- Georgetown McDonough’s Master of Science in Management (MiM) has five application rounds. MiM students take all of their classes together to create a highly collaborative cohort. More than half of the Class of 2024 are international students, and roughly half are women. The MiM is a STEM-designated degree with a focus on tech and innovation, culminating in a hands-on global consulting project.
- Notre Dame Mendoza’s Master of Science in Management (MSM) has four application rounds ending in March. The 11-month program offers specializations in Finance and Marketing and culminates in an immersive learning experience through Grow Irish Week, when students work with businesses and organizations on real-world challenges. The Class of 2024 consists of approximately 75 students, of which just under half are women and 15% are international students.
The popularity of pre-experience business master’s programs continues to grow, with more opportunities available each year, including the following:
- Cornell Johnson’s Master of Professional Studies in Management
- Emory Goizueta’s Master in Management
- Fordham Gabelli’s Master’s in Management
- Wake Forest’s Master of Science in Management
- University of Florida Warrington’s Master of Science in Management
- Boston University Questrom’s Master of Science in Management Studies
- University of Maryland Smith’s Master of Science in Management Studies
Where will you work after graduation?
A significant component of MiM programs is career support. Most programs offer personalized guidance to supplement formal recruiting.
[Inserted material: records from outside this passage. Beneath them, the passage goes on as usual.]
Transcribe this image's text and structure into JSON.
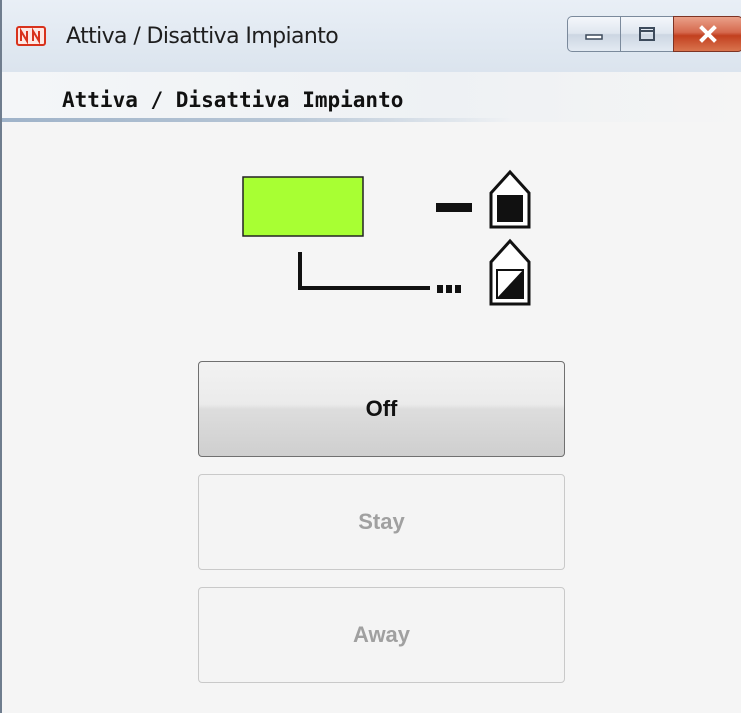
{
  "window": {
    "title": "Attiva / Disattiva Impianto",
    "icon": "nn-app-icon",
    "controls": [
      "minimize-icon",
      "maximize-icon",
      "close-icon"
    ]
  },
  "header": {
    "title": "Attiva / Disattiva Impianto"
  },
  "status": {
    "indicator_color": "#a8ff33",
    "icons": [
      "house-armed-full-icon",
      "house-armed-partial-icon"
    ]
  },
  "buttons": {
    "off": "Off",
    "stay": "Stay",
    "away": "Away"
  },
  "colors": {
    "close_button": "#c2401f",
    "indicator": "#a8ff33"
  }
}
MiM, MM, and MMS students start in a variety of entry-level business roles, across industries in consulting (Accenture, Deloitte, EY, PwC Strategy&), technology (Amazon, Google, Microsoft, Oracle, Samsung), consumer packaged goods (Clorox, Johnson & Johnson, PepsiCo, Unilever), manufacturing (Cummins, General Motors, Schneider Electric), investment banking (Goldman Sachs, JPMorgan Chase, Morgan Stanley), and finance (American Express, Bank of America, Capital One, Wells Fargo). Since these programs are typically offered through the business schools, master’s degree in management candidates have access to similar career resources as MBA students such as recruiting workshops, career coaches, alumni databases, and targeted career treks.
Why would I pursue an MiM, MM, or MMS instead of an MBA?
An MBA and a Master in Management are not mutually exclusive. Many MiM, MM, and MMS graduates work for several years at an accelerated pace—thanks to their additional training—and then become successful applicants at top MBA programs. And some top MBA programs offer accelerated MBA programs such as Northwestern Kellogg’s One-Year MBA and Duke Fuqua’s Accelerated Daytime MBA for candidates who hold an MiM, MM, or MMS. If you are a current undergraduate, an MiM, MM, or MMS program would be a better option, as most MBA programs require a minimum of three years of work experience.
The Stratus team is knowledgeable about not only MBA degrees, but also other specialty business master’s programs such as MiM and MM. Sign up for a free one-on-one consultation with one of our experienced counselors today!